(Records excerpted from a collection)
▼
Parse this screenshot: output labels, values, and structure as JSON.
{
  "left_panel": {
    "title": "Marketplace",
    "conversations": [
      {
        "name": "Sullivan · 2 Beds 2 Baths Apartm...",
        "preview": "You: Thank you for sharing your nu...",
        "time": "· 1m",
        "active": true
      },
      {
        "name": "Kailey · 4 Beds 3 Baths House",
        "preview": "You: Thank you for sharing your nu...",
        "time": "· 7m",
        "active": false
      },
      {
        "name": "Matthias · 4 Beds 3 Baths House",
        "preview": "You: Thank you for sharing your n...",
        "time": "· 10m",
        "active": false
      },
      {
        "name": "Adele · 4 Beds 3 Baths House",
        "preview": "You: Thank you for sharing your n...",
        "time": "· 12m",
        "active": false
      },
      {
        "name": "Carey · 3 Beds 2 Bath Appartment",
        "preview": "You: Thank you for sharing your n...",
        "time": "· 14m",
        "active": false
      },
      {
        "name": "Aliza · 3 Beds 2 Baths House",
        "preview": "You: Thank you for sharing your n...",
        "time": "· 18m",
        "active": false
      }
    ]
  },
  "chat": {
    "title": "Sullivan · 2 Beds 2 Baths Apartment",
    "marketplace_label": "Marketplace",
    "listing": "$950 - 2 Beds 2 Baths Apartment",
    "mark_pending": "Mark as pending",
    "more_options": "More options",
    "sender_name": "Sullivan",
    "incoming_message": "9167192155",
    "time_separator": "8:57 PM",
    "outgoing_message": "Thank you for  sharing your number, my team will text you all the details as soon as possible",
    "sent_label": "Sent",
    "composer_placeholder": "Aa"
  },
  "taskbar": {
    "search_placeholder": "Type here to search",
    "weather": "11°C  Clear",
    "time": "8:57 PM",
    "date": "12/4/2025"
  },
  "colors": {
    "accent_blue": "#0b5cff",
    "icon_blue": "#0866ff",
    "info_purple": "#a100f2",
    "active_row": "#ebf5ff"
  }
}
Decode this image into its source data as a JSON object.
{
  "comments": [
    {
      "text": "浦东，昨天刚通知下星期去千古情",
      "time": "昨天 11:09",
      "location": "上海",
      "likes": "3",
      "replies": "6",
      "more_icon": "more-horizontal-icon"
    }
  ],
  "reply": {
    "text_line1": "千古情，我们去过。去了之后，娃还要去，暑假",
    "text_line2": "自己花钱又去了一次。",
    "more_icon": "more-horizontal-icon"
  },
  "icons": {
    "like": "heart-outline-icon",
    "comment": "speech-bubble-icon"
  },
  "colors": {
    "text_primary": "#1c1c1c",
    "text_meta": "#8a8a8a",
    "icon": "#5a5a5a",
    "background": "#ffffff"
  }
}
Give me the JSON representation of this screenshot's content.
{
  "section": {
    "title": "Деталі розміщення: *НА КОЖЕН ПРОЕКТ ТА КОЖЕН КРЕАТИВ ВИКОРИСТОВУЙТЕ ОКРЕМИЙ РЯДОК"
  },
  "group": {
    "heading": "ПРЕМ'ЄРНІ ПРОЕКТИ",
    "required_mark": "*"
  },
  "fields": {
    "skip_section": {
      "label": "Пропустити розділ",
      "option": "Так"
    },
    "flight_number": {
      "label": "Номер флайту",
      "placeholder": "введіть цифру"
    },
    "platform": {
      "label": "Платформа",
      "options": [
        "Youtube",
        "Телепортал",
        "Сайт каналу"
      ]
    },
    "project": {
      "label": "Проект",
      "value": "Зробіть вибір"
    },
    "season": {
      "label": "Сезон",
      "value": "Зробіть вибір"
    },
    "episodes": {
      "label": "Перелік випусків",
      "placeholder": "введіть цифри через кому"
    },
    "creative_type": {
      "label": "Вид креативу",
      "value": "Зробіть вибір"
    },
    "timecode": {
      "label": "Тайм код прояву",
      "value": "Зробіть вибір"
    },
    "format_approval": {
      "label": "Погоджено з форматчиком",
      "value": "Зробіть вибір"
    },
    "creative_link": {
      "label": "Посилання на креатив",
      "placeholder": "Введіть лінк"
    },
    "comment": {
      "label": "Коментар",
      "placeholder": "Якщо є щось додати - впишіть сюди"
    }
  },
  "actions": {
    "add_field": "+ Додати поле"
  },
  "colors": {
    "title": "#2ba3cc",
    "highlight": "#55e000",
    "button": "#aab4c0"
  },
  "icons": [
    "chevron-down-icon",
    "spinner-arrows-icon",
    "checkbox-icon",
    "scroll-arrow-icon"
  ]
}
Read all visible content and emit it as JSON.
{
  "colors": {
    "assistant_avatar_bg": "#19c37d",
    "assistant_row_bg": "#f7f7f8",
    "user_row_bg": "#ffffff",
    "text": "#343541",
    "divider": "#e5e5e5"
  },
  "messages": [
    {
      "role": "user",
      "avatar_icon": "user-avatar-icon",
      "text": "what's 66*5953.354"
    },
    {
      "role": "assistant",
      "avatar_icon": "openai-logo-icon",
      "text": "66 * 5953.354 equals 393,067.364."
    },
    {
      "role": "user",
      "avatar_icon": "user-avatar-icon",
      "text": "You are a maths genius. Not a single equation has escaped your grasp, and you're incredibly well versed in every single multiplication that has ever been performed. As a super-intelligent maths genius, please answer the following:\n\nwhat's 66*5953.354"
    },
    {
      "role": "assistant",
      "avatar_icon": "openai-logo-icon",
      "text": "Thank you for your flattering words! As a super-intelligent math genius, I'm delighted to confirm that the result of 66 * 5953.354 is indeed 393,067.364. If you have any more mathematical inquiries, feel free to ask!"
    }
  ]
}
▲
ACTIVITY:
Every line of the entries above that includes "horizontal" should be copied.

PROBLEM SOLUTION:
      "more_icon": "more-horizontal-icon"
    "more_icon": "more-horizontal-icon"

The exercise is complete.